Work required ▸ If a line in the data below holds the word "Einschränkungen", copy it.
◆ ◆ ◆ ◆ ◆ ◆ ◆
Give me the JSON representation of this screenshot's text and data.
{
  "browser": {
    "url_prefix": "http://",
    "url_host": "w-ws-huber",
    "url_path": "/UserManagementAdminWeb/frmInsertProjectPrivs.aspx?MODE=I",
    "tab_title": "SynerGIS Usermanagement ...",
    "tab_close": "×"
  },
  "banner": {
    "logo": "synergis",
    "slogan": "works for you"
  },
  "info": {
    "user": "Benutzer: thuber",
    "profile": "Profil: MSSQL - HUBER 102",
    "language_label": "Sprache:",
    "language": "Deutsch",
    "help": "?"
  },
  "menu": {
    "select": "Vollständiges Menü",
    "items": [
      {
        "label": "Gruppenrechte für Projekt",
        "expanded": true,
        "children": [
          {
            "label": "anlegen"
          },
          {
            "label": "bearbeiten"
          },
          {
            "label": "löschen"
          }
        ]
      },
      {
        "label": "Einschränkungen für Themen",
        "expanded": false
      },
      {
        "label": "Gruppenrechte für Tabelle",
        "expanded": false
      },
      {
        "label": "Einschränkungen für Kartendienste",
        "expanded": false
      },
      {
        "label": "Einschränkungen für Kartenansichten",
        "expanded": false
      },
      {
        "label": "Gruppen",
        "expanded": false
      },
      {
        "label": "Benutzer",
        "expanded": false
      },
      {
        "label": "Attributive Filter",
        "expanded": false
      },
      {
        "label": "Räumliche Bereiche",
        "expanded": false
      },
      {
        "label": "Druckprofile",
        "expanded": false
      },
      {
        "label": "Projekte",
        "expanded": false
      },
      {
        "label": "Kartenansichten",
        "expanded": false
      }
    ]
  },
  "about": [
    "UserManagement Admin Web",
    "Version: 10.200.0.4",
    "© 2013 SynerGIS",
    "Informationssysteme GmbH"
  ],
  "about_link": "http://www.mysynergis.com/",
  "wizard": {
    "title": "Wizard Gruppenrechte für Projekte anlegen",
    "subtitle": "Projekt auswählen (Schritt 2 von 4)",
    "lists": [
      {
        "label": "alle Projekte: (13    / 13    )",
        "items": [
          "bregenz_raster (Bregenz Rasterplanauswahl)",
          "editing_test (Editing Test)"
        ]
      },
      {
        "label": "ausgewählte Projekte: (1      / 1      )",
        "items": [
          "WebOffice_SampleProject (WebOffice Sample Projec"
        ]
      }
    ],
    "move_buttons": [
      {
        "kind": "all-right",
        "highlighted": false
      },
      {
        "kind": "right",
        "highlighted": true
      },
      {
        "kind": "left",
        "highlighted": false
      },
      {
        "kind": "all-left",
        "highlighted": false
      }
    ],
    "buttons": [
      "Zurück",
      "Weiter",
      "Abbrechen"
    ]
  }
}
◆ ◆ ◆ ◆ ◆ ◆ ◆
Response to this exercise ▸
        "label": "Einschränkungen für Themen",
        "label": "Einschränkungen für Kartendienste",
        "label": "Einschränkungen für Kartenansichten",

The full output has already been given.